x = fminunc(@myfun,x0)

where myfun is a MATLAB function such as

function f = myfun(x)

f = ... % Compute function value at x

fun can also be a function handle for an anonymous function.

x = fminunc(@(x)norm(x)^2,x0);

If the gradient of fun can also be computed and the GradObj option is 'on', as set by

options = optimset('GradObj','on')

then the function fun must return, in the second output argument, the gradient value g, a vector, at x. The gradient is the partial derivatives ∂f/∂xi of f at the point x. That is, the ith component of g is the partial derivative of f with respect to the ith component of x.

If the Hessian matrix can also be computed and the Hessian option is 'on', i.e., options = optimset('Hessian','on'), then the function fun must return the Hessian value H, a symmetric matrix, at x in a third output argument. The Hessian matrix is the second partial derivatives matrix of f at the point x. That is, the (i,j)th component of H is the second partial derivative of f with respect to xi and xj, ∂2f/∂xi∂xj. The Hessian is by definition a symmetric matrix.

Writing Objective Functions explains how to "conditionalize" the gradients and Hessians for use in solvers that do not accept them. Passing Extra Parameters explains how to parameterize fun, if necessary.





Options provides the function-specific details for the options values.




Objective function



Initial point for x






Options structure created with optim set


Output Arguments

Function Arguments contains general descriptions of arguments returned by fminunc. This section provides function-specific details for exitflag and output:


Integer identifying the reason the algorithm terminated. The following lists the values of exit flag and the corresponding reasons the algorithm terminated.



Magnitude of gradient smaller than the TolFun tolerance.



Change in x was smaller than the TolX tolerance.



Change in the objective function value was less than the TolFun tolerance.



Predicted decrease in the objective function was less than the TolFun tolerance.

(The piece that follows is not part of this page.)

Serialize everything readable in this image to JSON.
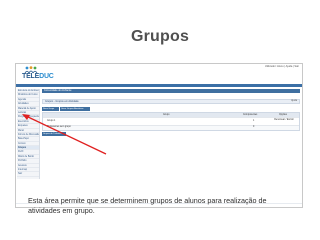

Number of iterations exceeded options. MaxIter or number of function evaluations exceeded options. FunEvals.



Algorithm was terminated by the output function.


Gradient at x



Hessian at x



Structure containing information about the optimization. The fields of the structure are



Number of iterations taken



Number of function evaluations



Measure of first-order optimality



Optimization algorithm used



Total number of PCG iterations (large-scale algorithm only)



Final displacement in x (medium-scale algorithm only)



Exit message


fminunc computes the output argument hessian as follows:

When using the medium-scale algorithm, the function computes a finite-difference approximation to the Hessian at x using

The gradient grad if you supply it

The objective function fun if you do not supply the gradient

When using the large-scale algorithm, the function uses

options. Hessian, if you supply it, to compute the Hessian at x

A finite-difference approximation to the Hessian at x, if you supply only the gradient